RUSSELL, Ky. — Russell City Council members voted Monday in favor of nixing a proposal to rezone downtown Russell after Greenup County Joint Planning Commission Chairman Tom Saylor told them downtown residents voiced “animosity” toward the idea.
The proposal, made to the planning commission in January, was to amend the city’s zoning ordinance to entice developers to put residential units on the ground floors of vacant downtown buildings. Currently, ground floors can only be used for residential purposes through a conditional use permit which must be renewed each year, a deterrence to property owners who may want to turn an entire building into apartments.
The amendment would’ve effectively removed the need for annual renewal by allowing property owners to apply for accessory use permits rather than conditional use.
The planning commission held a public hearing this month to allow local residents to weigh in, and Saylor said almost everyone who spoke up was in strong opposition. The downtown residents cited concerns about a lack of parking and the effect on existing businesses.
“Based on the comments we received, there was so much animosity, it did not seem to be in the best interest of the city,” Saylor said. The planning commission recommended no change be made to downtown zoning at this time, and the commission agreed.
Gary Boyd, who serves as a liaison between the planning commission and the city council, had advocated for the change in January, citing the decline in traffic to downtown since the new Ironton-Russell Bridge opened and the economic hit it entails. The new bridge, unlike the old one undergoing demolition, spills out onto U.S. 23, bypassing downtown Russell completely.
Saylor said the commission noted “there has been some change in the traffic pattern because of the new bridge,” but “that wasn’t everything that caused the slowdown in downtown Russell.”
He said the commission has looked back over the past few years, and “there’s been no real effort, either by the residents downtown, or by the city itself, to promote growth in the downtown area.”

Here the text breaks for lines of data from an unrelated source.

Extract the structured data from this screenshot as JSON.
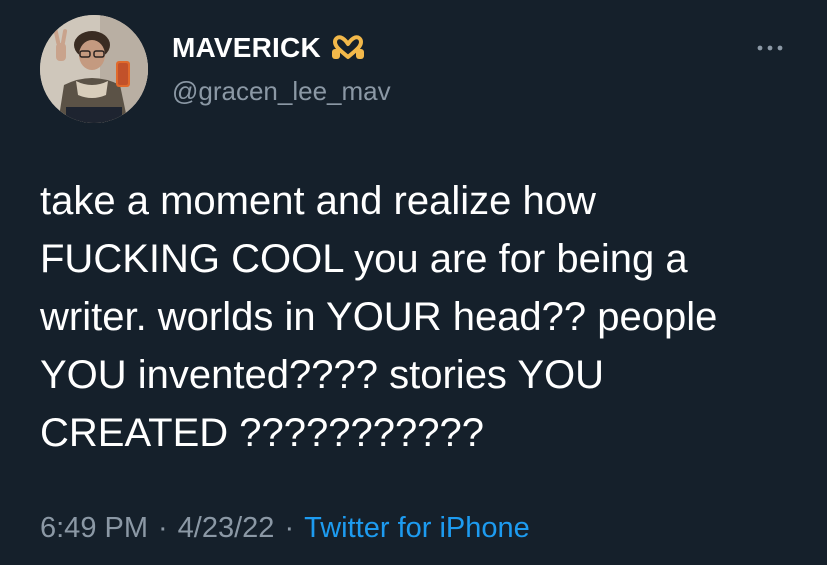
{
  "user": {
    "display_name": "MAVERICK",
    "handle": "@gracen_lee_mav",
    "name_emoji": "heart-hands-emoji"
  },
  "tweet": {
    "lines": [
      "take a moment and realize how",
      "FUCKING COOL you are for being a",
      "writer. worlds in YOUR head?? people",
      "YOU invented???? stories YOU",
      "CREATED ???????????"
    ]
  },
  "meta": {
    "time": "6:49 PM",
    "separator": "·",
    "date": "4/23/22",
    "source": "Twitter for iPhone"
  },
  "colors": {
    "background": "#15202b",
    "primary_text": "#ffffff",
    "secondary_text": "#8b98a5",
    "link": "#1d9bf0"
  },
  "icons": {
    "more": "more-horizontal-icon",
    "avatar": "profile-avatar"
  }
}
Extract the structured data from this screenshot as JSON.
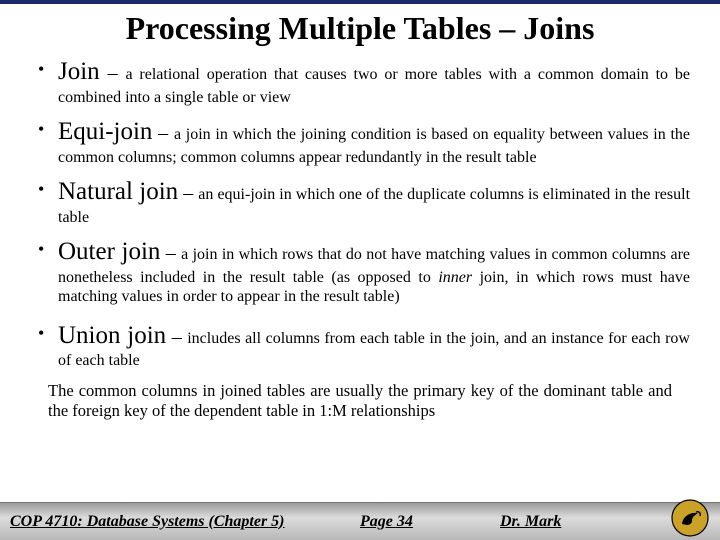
{
  "title": "Processing Multiple Tables – Joins",
  "items": [
    {
      "term": "Join",
      "dash": " – ",
      "def": "a relational operation that causes two or more tables with a common domain to be combined into a single table or view"
    },
    {
      "term": "Equi-join",
      "dash": " – ",
      "def": "a join in which the joining condition is based on equality between values in the common columns; common columns appear redundantly in the result table"
    },
    {
      "term": "Natural join",
      "dash": " – ",
      "def": "an equi-join in which one of the duplicate columns is eliminated in the result table"
    },
    {
      "term": "Outer join",
      "dash": " – ",
      "def_pre": "a join in which rows that do not have matching values in common columns are nonetheless included in the result table (as opposed to ",
      "def_em": "inner",
      "def_post": " join, in which rows must have matching values in order to appear in the result table)"
    },
    {
      "term": "Union join",
      "dash": " – ",
      "def": "includes all columns from each table in the join, and an instance for each row of each table"
    }
  ],
  "closing": "The common columns in joined tables are usually the primary key of the dominant table and the foreign key of the dependent table in 1:M relationships",
  "footer": {
    "course": "COP 4710: Database Systems (Chapter 5)",
    "page": "Page 34",
    "author": "Dr. Mark"
  },
  "logo_name": "ucf-pegasus-logo"
}
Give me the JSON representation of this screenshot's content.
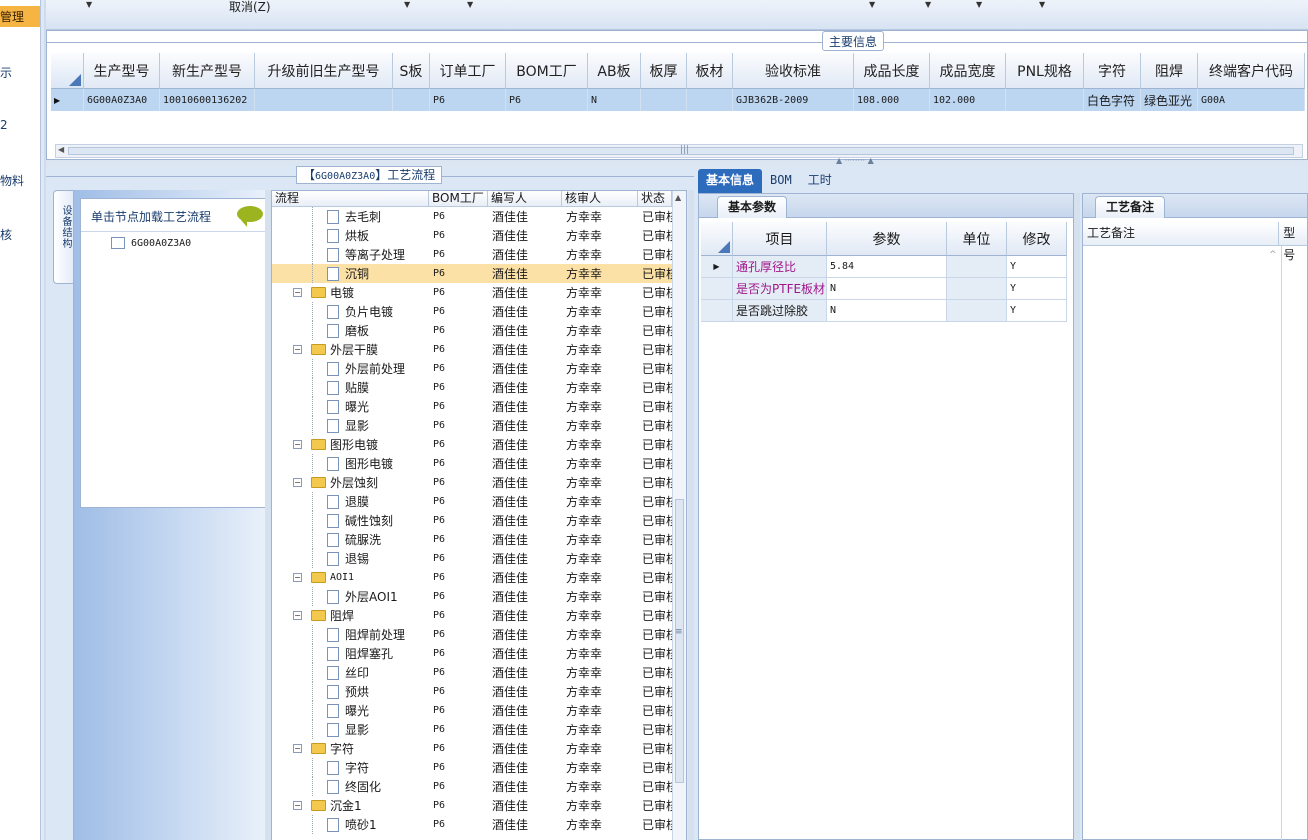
{
  "left_nav": {
    "items": [
      "管理",
      "示",
      "2",
      "物料",
      "核"
    ]
  },
  "toolbar": {
    "cancel_label": "取消(Z)"
  },
  "main_info": {
    "title": "主要信息",
    "columns": [
      "生产型号",
      "新生产型号",
      "升级前旧生产型号",
      "S板",
      "订单工厂",
      "BOM工厂",
      "AB板",
      "板厚",
      "板材",
      "验收标准",
      "成品长度",
      "成品宽度",
      "PNL规格",
      "字符",
      "阻焊",
      "终端客户代码"
    ],
    "row": [
      "6G00A0Z3A0",
      "10010600136202",
      "",
      "",
      "P6",
      "P6",
      "N",
      "",
      "",
      "GJB362B-2009",
      "108.000",
      "102.000",
      "",
      "白色字符",
      "绿色亚光",
      "G00A"
    ]
  },
  "process": {
    "title_prefix": "【",
    "title_code": "6G00A0Z3A0",
    "title_suffix": "】工艺流程",
    "vertical_tab": "设备结构",
    "hint": "单击节点加载工艺流程",
    "root_node": "6G00A0Z3A0",
    "columns": [
      "流程",
      "BOM工厂",
      "编写人",
      "核审人",
      "状态"
    ],
    "rows": [
      {
        "kind": "leaf",
        "name": "去毛刺",
        "factory": "P6",
        "writer": "酒佳佳",
        "reviewer": "方幸幸",
        "status": "已审核"
      },
      {
        "kind": "leaf",
        "name": "烘板",
        "factory": "P6",
        "writer": "酒佳佳",
        "reviewer": "方幸幸",
        "status": "已审核"
      },
      {
        "kind": "leaf",
        "name": "等离子处理",
        "factory": "P6",
        "writer": "酒佳佳",
        "reviewer": "方幸幸",
        "status": "已审核"
      },
      {
        "kind": "leaf",
        "name": "沉铜",
        "factory": "P6",
        "writer": "酒佳佳",
        "reviewer": "方幸幸",
        "status": "已审核",
        "selected": true
      },
      {
        "kind": "group",
        "name": "电镀",
        "factory": "P6",
        "writer": "酒佳佳",
        "reviewer": "方幸幸",
        "status": "已审核"
      },
      {
        "kind": "leaf",
        "name": "负片电镀",
        "factory": "P6",
        "writer": "酒佳佳",
        "reviewer": "方幸幸",
        "status": "已审核"
      },
      {
        "kind": "leaf",
        "name": "磨板",
        "factory": "P6",
        "writer": "酒佳佳",
        "reviewer": "方幸幸",
        "status": "已审核"
      },
      {
        "kind": "group",
        "name": "外层干膜",
        "factory": "P6",
        "writer": "酒佳佳",
        "reviewer": "方幸幸",
        "status": "已审核"
      },
      {
        "kind": "leaf",
        "name": "外层前处理",
        "factory": "P6",
        "writer": "酒佳佳",
        "reviewer": "方幸幸",
        "status": "已审核"
      },
      {
        "kind": "leaf",
        "name": "贴膜",
        "factory": "P6",
        "writer": "酒佳佳",
        "reviewer": "方幸幸",
        "status": "已审核"
      },
      {
        "kind": "leaf",
        "name": "曝光",
        "factory": "P6",
        "writer": "酒佳佳",
        "reviewer": "方幸幸",
        "status": "已审核"
      },
      {
        "kind": "leaf",
        "name": "显影",
        "factory": "P6",
        "writer": "酒佳佳",
        "reviewer": "方幸幸",
        "status": "已审核"
      },
      {
        "kind": "group",
        "name": "图形电镀",
        "factory": "P6",
        "writer": "酒佳佳",
        "reviewer": "方幸幸",
        "status": "已审核"
      },
      {
        "kind": "leaf",
        "name": "图形电镀",
        "factory": "P6",
        "writer": "酒佳佳",
        "reviewer": "方幸幸",
        "status": "已审核"
      },
      {
        "kind": "group",
        "name": "外层蚀刻",
        "factory": "P6",
        "writer": "酒佳佳",
        "reviewer": "方幸幸",
        "status": "已审核"
      },
      {
        "kind": "leaf",
        "name": "退膜",
        "factory": "P6",
        "writer": "酒佳佳",
        "reviewer": "方幸幸",
        "status": "已审核"
      },
      {
        "kind": "leaf",
        "name": "碱性蚀刻",
        "factory": "P6",
        "writer": "酒佳佳",
        "reviewer": "方幸幸",
        "status": "已审核"
      },
      {
        "kind": "leaf",
        "name": "硫脲洗",
        "factory": "P6",
        "writer": "酒佳佳",
        "reviewer": "方幸幸",
        "status": "已审核"
      },
      {
        "kind": "leaf",
        "name": "退锡",
        "factory": "P6",
        "writer": "酒佳佳",
        "reviewer": "方幸幸",
        "status": "已审核"
      },
      {
        "kind": "group",
        "name": "AOI1",
        "factory": "P6",
        "writer": "酒佳佳",
        "reviewer": "方幸幸",
        "status": "已审核"
      },
      {
        "kind": "leaf",
        "name": "外层AOI1",
        "factory": "P6",
        "writer": "酒佳佳",
        "reviewer": "方幸幸",
        "status": "已审核"
      },
      {
        "kind": "group",
        "name": "阻焊",
        "factory": "P6",
        "writer": "酒佳佳",
        "reviewer": "方幸幸",
        "status": "已审核"
      },
      {
        "kind": "leaf",
        "name": "阻焊前处理",
        "factory": "P6",
        "writer": "酒佳佳",
        "reviewer": "方幸幸",
        "status": "已审核"
      },
      {
        "kind": "leaf",
        "name": "阻焊塞孔",
        "factory": "P6",
        "writer": "酒佳佳",
        "reviewer": "方幸幸",
        "status": "已审核"
      },
      {
        "kind": "leaf",
        "name": "丝印",
        "factory": "P6",
        "writer": "酒佳佳",
        "reviewer": "方幸幸",
        "status": "已审核"
      },
      {
        "kind": "leaf",
        "name": "预烘",
        "factory": "P6",
        "writer": "酒佳佳",
        "reviewer": "方幸幸",
        "status": "已审核"
      },
      {
        "kind": "leaf",
        "name": "曝光",
        "factory": "P6",
        "writer": "酒佳佳",
        "reviewer": "方幸幸",
        "status": "已审核"
      },
      {
        "kind": "leaf",
        "name": "显影",
        "factory": "P6",
        "writer": "酒佳佳",
        "reviewer": "方幸幸",
        "status": "已审核"
      },
      {
        "kind": "group",
        "name": "字符",
        "factory": "P6",
        "writer": "酒佳佳",
        "reviewer": "方幸幸",
        "status": "已审核"
      },
      {
        "kind": "leaf",
        "name": "字符",
        "factory": "P6",
        "writer": "酒佳佳",
        "reviewer": "方幸幸",
        "status": "已审核"
      },
      {
        "kind": "leaf",
        "name": "终固化",
        "factory": "P6",
        "writer": "酒佳佳",
        "reviewer": "方幸幸",
        "status": "已审核"
      },
      {
        "kind": "group",
        "name": "沉金1",
        "factory": "P6",
        "writer": "酒佳佳",
        "reviewer": "方幸幸",
        "status": "已审核"
      },
      {
        "kind": "leaf",
        "name": "喷砂1",
        "factory": "P6",
        "writer": "酒佳佳",
        "reviewer": "方幸幸",
        "status": "已审核"
      }
    ]
  },
  "right": {
    "tabs": [
      "基本信息",
      "BOM",
      "工时"
    ],
    "sub_tab": "基本参数",
    "param_columns": [
      "项目",
      "参数",
      "单位",
      "修改"
    ],
    "params": [
      {
        "item": "通孔厚径比",
        "value": "5.84",
        "unit": "",
        "edit": "Y",
        "highlight": true
      },
      {
        "item": "是否为PTFE板材",
        "value": "N",
        "unit": "",
        "edit": "Y",
        "highlight": true
      },
      {
        "item": "是否跳过除胶",
        "value": "N",
        "unit": "",
        "edit": "Y",
        "highlight": false
      }
    ],
    "remark_tab": "工艺备注",
    "remark_columns": [
      "工艺备注",
      "型号"
    ]
  }
}
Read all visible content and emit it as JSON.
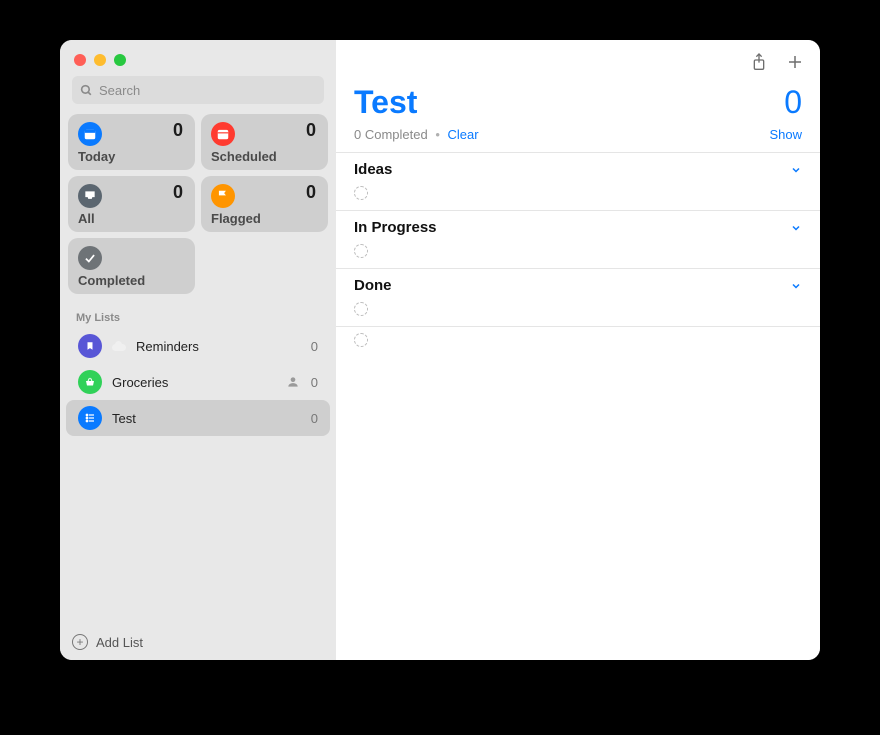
{
  "search": {
    "placeholder": "Search"
  },
  "smart": {
    "today": {
      "label": "Today",
      "count": "0"
    },
    "scheduled": {
      "label": "Scheduled",
      "count": "0"
    },
    "all": {
      "label": "All",
      "count": "0"
    },
    "flagged": {
      "label": "Flagged",
      "count": "0"
    },
    "completed": {
      "label": "Completed"
    }
  },
  "myListsHeader": "My Lists",
  "lists": [
    {
      "name": "Reminders",
      "count": "0"
    },
    {
      "name": "Groceries",
      "count": "0"
    },
    {
      "name": "Test",
      "count": "0"
    }
  ],
  "addList": "Add List",
  "main": {
    "title": "Test",
    "count": "0",
    "completedLine": "0 Completed",
    "clear": "Clear",
    "show": "Show",
    "sections": [
      {
        "title": "Ideas"
      },
      {
        "title": "In Progress"
      },
      {
        "title": "Done"
      }
    ]
  }
}
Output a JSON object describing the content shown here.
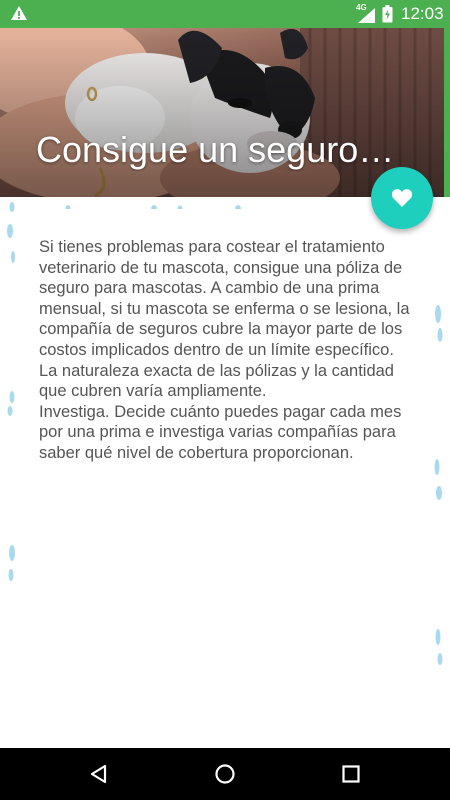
{
  "status_bar": {
    "network_label": "4G",
    "time": "12:03",
    "icons": [
      "warning-icon",
      "signal-icon",
      "battery-charging-icon"
    ],
    "background_color": "#4caf50"
  },
  "hero": {
    "title": "Consigue un seguro…",
    "image_subject": "puppy-in-arms"
  },
  "fab": {
    "icon": "heart-icon",
    "color": "#1ecfbd"
  },
  "article": {
    "paragraphs": [
      "Si tienes problemas para costear el tratamiento veterinario de tu mascota, consigue una póliza de seguro para mascotas. A cambio de una prima mensual, si tu mascota se enferma o se lesiona, la compañía de seguros cubre la mayor parte de los costos implicados dentro de un límite específico. La naturaleza exacta de las pólizas y la cantidad que cubren varía ampliamente.",
      "Investiga. Decide cuánto puedes pagar cada mes por una prima e investiga varias compañías para saber qué nivel de cobertura proporcionan."
    ]
  },
  "nav_bar": {
    "buttons": [
      "back-icon",
      "home-icon",
      "recents-icon"
    ]
  }
}
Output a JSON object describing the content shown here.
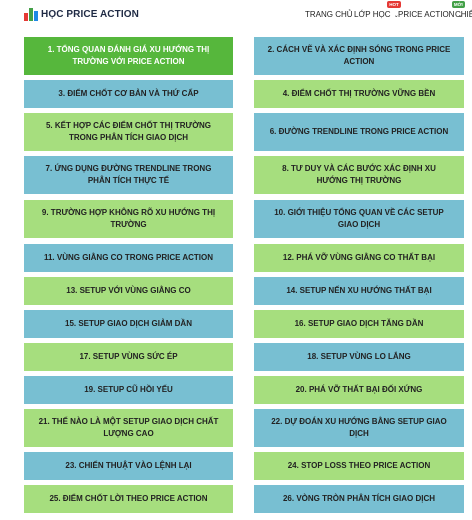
{
  "header": {
    "logo_text": "HỌC PRICE ACTION",
    "nav": [
      {
        "label": "TRANG CHỦ",
        "badge": ""
      },
      {
        "label": "LỚP HỌC",
        "badge": "HOT"
      },
      {
        "label": "PRICE ACTION",
        "badge": "MỚI"
      },
      {
        "label": "CHIẾ",
        "badge": ""
      }
    ],
    "caret": "⌄"
  },
  "lessons": [
    "1. TỔNG QUAN ĐÁNH GIÁ XU HƯỚNG THỊ TRƯỜNG VỚI PRICE ACTION",
    "2. CÁCH VẼ VÀ XÁC ĐỊNH SÓNG TRONG PRICE ACTION",
    "3. ĐIỂM CHỐT CƠ BẢN VÀ THỨ CẤP",
    "4. ĐIỂM CHỐT THỊ TRƯỜNG VỮNG BỀN",
    "5. KẾT HỢP CÁC ĐIỂM CHỐT THỊ TRƯỜNG TRONG PHÂN TÍCH GIAO DỊCH",
    "6. ĐƯỜNG TRENDLINE TRONG PRICE ACTION",
    "7. ỨNG DỤNG ĐƯỜNG TRENDLINE TRONG PHÂN TÍCH THỰC TẾ",
    "8. TƯ DUY VÀ CÁC BƯỚC XÁC ĐỊNH XU HƯỚNG THỊ TRƯỜNG",
    "9. TRƯỜNG HỢP KHÔNG RÕ XU HƯỚNG THỊ TRƯỜNG",
    "10. GIỚI THIỆU TỔNG QUAN VỀ CÁC SETUP GIAO DỊCH",
    "11. VÙNG GIẰNG CO TRONG PRICE ACTION",
    "12. PHÁ VỠ VÙNG GIẰNG CO THẤT BẠI",
    "13. SETUP VỚI VÙNG GIẰNG CO",
    "14. SETUP NẾN XU HƯỚNG THẤT BẠI",
    "15. SETUP GIAO DỊCH GIẢM DẦN",
    "16. SETUP GIAO DỊCH TĂNG DẦN",
    "17. SETUP VÙNG SỨC ÉP",
    "18. SETUP VÙNG LO LẮNG",
    "19. SETUP CŨ HỒI YẾU",
    "20. PHÁ VỠ THẤT BẠI ĐỐI XỨNG",
    "21. THẾ NÀO LÀ MỘT SETUP GIAO DỊCH CHẤT LƯỢNG CAO",
    "22. DỰ ĐOÁN XU HƯỚNG BẰNG SETUP GIAO DỊCH",
    "23. CHIẾN THUẬT VÀO LỆNH LẠI",
    "24. STOP LOSS THEO PRICE ACTION",
    "25. ĐIỂM CHỐT LỜI THEO PRICE ACTION",
    "26. VÒNG TRÒN PHÂN TÍCH GIAO DỊCH"
  ],
  "colors": {
    "active": "#56b73c",
    "green": "#a6de7e",
    "blue": "#78bfd2"
  }
}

“That should be something that is definitely looked at if you’re going to do anything in the downtown area,” he added.
Saylor wrote a letter to the council recommending ideas on what steps they could take to revitalize the downtown area. Later in the meeting, Mayor Bill Hopkins said he’d read the letter, as he opened the council’s planned discussion on future revitalization efforts.
“We’re going to have to do something downtown,” Hopkins said. “My first thought was to appoint someone, either council members or individuals, to head up a revitalization committee for downtown Russell.”
Hopkins said he understands a previous city council “spent a lot of money” on downtown revitalization efforts through an action plan.
But “nothing was done for it, and nothing was done by it,” Hopkins said, adding that the council is “starting out on another path” that involves hiring “someone who is qualified” to develop a new revitalization program. He said he knows “a couple of people who are qualified to establish that program as an engineer.”
“They’re not going to do it for free,” Hopkins said. “There’s enough people in the city of Russell today who feels like we must revitalize or we’re going to die. The only way to do it is the way I’m talking about. If we’re going to do it, we’re going to have to pay the preacher, I guess.”
Hopkins asked the council to authorize him to speak with engineering firms and grant writers who could help the city acquire funding for downtown projects. He said the city needs to look at economic development professionals outside the city.
“I don’t know of anyone in the city who has the knowledge and wisdom to put a revitalization plan together,” Hopkins said.
Councilwoman Esther “Sissy” Shaffer said she agreed with Hopkins. “We need somebody to come in and take over,” said Shaffer.
Saylor later addressed the council again, noting that one of the purviews of the planning commission is to examine the future of the cities and county based on each governing body’s comprehensive plan. He also agreed the city should seek professional help outside the city.
“Get someone from outside the city to give you some direction in what development is and bring some ideas to you, then go out and do a request for proposals from engineers. Don’t let someone come in and write you a grant immediately, let someone give you some ideas and then go out with the requests for proposals,” said Saylor.
Councilman Butch Meadows also said the city “needs somebody to help us.” In the meantime, he said, he’d like to see more hanging flower baskets throughout Russell, including downtown, to boost its appeal.